   The burden of underdevelopment which we have borne through several generations has been more a burden of such attitudes than of meager resources and lack of opportunities to translate them into a commensurate level of prosperity. Corruption, poverty, crisis are some of the factors responsible for Liberia been underdeveloped. Our history revealed for the last fifty years, to be precise- suggests that we have had nearly everything a nation needed to work with toward the attainment of an acceptable level of nation building from our natural resources.

The way forward in Liberia’s nation building process

   Nation building goal will not be met with various challenges in existence. It is therefore necessary for Liberians to be engaged in activities that will prevent national self-destruction. In this respect, we need to breed a generation of new nation builders. We should not see sycophancy and call it loyalty. We should not see limited vision and call it foresight. We should not see mediocrity and call it excellence. We should not see exploiters and call them partners in progress. We should not see callousness and plain wickedness and call it benevolence. We should not see hypocrisy and call it concern. We should not be driven by morbid self-delusion according to Bill Frank Onye. Government should ensure that at each level of government office, the boss should be made to provide exemplary leadership on the basis of civil service regulation, unflinching patriotism and fear of God.

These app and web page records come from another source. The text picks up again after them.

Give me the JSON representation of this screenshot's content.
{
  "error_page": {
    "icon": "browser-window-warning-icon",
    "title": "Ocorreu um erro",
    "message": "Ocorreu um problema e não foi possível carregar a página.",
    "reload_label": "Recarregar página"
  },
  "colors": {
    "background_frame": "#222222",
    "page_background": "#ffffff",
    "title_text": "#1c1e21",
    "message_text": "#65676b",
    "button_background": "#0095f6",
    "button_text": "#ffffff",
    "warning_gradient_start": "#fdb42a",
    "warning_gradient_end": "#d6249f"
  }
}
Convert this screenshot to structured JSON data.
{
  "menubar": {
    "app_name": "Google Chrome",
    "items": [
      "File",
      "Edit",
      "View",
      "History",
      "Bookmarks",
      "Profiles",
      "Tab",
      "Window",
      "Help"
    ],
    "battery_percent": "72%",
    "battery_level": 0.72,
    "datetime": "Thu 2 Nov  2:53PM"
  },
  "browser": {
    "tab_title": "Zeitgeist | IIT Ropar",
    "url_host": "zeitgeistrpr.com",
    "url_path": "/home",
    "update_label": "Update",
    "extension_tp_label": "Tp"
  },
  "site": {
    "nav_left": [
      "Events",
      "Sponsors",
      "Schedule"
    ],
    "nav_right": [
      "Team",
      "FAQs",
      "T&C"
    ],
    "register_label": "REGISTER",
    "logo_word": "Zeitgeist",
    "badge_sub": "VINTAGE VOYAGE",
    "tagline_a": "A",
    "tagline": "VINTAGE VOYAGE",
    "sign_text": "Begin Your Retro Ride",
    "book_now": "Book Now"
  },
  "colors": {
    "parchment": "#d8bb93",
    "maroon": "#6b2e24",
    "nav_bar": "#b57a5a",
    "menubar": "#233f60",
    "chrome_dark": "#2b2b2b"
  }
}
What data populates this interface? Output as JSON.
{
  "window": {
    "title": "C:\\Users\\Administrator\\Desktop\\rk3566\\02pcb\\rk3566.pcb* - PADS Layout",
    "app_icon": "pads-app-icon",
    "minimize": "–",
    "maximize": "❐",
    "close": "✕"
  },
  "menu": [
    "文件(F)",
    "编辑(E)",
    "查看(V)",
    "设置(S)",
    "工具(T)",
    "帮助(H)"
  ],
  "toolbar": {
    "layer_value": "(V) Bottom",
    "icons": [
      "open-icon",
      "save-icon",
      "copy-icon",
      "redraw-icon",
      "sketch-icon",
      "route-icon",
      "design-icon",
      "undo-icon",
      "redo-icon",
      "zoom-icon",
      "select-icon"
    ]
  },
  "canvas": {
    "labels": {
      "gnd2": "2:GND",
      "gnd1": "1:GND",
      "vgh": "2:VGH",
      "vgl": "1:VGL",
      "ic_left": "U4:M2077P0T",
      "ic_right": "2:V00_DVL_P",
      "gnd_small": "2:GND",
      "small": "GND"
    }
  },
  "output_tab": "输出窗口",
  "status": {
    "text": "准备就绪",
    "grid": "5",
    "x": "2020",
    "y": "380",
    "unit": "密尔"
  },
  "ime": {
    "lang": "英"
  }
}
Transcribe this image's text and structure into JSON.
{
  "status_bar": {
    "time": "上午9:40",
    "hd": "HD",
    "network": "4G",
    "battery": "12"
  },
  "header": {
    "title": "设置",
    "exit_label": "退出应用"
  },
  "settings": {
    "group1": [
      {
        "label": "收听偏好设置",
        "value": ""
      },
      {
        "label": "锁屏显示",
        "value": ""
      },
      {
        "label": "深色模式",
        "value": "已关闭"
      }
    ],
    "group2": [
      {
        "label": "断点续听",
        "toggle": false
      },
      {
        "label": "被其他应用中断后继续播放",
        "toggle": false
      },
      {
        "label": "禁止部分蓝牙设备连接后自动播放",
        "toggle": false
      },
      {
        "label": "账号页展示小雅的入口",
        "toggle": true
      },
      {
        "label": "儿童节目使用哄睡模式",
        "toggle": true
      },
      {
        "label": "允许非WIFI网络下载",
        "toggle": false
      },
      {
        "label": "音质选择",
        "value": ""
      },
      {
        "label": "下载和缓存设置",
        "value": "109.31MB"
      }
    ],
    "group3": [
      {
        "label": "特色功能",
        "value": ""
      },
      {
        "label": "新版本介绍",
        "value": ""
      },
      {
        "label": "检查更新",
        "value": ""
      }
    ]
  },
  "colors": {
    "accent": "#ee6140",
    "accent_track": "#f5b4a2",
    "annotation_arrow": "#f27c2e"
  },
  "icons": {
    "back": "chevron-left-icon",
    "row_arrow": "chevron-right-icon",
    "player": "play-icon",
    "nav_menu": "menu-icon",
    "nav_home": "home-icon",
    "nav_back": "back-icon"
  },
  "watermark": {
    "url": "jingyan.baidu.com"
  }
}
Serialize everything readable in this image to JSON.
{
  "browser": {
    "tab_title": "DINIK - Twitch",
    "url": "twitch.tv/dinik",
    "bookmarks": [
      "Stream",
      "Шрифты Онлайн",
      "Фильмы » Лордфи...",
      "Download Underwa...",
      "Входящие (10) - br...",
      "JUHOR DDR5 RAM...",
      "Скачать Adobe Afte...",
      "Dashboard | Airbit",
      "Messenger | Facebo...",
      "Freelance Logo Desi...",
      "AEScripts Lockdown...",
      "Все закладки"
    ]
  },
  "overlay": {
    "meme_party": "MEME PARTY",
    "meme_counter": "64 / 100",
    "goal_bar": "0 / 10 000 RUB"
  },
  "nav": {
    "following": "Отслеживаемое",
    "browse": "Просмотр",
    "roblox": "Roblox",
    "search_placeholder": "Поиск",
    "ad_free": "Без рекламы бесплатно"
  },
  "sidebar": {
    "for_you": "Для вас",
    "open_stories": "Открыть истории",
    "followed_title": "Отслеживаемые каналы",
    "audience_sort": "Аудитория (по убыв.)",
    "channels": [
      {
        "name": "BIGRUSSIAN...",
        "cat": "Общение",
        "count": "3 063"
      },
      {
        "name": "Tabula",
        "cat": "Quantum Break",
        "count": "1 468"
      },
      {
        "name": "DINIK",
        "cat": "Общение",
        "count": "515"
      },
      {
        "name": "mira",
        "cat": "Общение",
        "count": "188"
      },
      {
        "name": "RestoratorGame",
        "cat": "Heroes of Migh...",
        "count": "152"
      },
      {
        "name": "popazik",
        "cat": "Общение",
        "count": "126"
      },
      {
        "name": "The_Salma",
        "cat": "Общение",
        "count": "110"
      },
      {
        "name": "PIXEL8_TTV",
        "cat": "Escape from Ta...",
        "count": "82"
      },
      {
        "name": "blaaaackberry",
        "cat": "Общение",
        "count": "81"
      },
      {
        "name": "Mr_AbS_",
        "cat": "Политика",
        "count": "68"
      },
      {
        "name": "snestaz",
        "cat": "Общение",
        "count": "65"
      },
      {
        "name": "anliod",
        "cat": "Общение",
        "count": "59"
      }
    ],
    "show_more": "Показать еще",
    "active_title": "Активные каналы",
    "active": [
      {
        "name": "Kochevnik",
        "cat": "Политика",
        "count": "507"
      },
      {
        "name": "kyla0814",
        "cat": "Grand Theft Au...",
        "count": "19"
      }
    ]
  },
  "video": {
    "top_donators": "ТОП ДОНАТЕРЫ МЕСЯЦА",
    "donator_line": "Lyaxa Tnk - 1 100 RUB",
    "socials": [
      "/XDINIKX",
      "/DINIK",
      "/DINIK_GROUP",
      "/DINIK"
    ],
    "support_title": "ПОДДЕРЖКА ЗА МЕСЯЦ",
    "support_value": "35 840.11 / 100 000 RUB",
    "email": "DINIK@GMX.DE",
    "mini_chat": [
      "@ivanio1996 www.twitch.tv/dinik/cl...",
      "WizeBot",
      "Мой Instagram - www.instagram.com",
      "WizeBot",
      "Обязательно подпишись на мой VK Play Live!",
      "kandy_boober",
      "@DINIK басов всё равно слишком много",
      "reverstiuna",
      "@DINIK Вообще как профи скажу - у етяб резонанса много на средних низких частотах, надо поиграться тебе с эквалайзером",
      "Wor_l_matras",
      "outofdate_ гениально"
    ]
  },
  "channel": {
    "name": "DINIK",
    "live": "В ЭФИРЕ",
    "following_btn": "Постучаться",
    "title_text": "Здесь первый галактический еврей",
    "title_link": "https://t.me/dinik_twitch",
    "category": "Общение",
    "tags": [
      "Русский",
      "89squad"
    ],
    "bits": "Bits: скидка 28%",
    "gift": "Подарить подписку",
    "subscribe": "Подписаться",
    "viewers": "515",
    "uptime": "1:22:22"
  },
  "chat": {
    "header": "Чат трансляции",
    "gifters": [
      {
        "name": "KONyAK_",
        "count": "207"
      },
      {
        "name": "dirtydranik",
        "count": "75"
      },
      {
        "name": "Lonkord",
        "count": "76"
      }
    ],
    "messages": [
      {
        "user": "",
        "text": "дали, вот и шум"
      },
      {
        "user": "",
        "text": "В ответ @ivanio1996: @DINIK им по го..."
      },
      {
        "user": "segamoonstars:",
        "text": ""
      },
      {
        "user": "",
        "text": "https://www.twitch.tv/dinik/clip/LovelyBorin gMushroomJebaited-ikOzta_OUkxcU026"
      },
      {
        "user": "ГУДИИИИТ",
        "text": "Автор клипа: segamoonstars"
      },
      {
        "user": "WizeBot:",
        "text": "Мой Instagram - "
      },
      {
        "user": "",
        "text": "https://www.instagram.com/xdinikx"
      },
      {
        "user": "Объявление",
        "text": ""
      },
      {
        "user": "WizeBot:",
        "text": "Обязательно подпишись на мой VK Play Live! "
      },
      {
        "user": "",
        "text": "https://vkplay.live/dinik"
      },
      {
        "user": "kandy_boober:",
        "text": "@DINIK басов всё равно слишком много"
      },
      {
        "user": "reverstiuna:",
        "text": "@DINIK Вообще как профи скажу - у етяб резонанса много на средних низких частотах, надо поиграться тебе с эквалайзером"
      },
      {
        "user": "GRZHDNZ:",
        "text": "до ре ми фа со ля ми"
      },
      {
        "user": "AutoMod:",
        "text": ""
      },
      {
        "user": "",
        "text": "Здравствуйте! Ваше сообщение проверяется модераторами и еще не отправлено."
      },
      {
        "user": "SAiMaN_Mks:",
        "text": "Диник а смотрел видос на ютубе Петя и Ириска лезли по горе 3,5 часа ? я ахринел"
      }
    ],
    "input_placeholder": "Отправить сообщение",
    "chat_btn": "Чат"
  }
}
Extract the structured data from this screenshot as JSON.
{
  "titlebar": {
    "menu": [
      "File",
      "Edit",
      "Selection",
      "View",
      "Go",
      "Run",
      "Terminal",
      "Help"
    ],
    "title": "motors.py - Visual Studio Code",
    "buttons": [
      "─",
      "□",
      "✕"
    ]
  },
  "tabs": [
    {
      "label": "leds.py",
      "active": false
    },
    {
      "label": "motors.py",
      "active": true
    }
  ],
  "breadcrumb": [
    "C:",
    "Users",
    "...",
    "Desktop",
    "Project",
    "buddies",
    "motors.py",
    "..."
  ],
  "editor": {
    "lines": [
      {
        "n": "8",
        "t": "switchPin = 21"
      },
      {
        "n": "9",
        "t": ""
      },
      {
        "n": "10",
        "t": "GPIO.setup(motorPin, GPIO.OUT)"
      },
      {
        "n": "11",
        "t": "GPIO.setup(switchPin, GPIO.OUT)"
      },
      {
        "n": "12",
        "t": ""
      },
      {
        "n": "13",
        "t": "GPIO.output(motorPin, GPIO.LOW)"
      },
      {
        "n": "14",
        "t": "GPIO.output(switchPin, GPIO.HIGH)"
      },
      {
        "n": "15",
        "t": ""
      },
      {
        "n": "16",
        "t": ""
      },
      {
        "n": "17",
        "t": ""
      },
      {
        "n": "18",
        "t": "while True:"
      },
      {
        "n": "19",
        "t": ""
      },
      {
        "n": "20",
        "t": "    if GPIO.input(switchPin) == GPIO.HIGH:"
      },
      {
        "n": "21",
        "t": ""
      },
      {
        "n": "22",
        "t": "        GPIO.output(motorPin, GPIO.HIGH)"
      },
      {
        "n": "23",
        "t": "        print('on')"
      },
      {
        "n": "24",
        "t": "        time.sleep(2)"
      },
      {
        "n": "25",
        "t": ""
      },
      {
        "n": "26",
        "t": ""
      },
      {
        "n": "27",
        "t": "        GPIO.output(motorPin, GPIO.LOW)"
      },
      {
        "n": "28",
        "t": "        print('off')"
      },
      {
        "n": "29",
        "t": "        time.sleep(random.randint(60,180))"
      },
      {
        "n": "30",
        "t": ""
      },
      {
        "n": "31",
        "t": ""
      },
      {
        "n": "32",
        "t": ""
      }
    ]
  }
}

 The purpose is to strengthen the foundation of the nation and build the capacity of the citizens and their leaders. As mentioned above, the overall chief should prioritize anti-unemployment, anti-corruption and prioritize inclusion in the affairs of the state as solution to national society. The participation of citizens in the governance process by choosing a system that serves them best, selecting their leaders and playing active roles in decision making is the way forward in nation building. The therapy is that socioeconomic equalities are the best candidates for nation building in Liberia.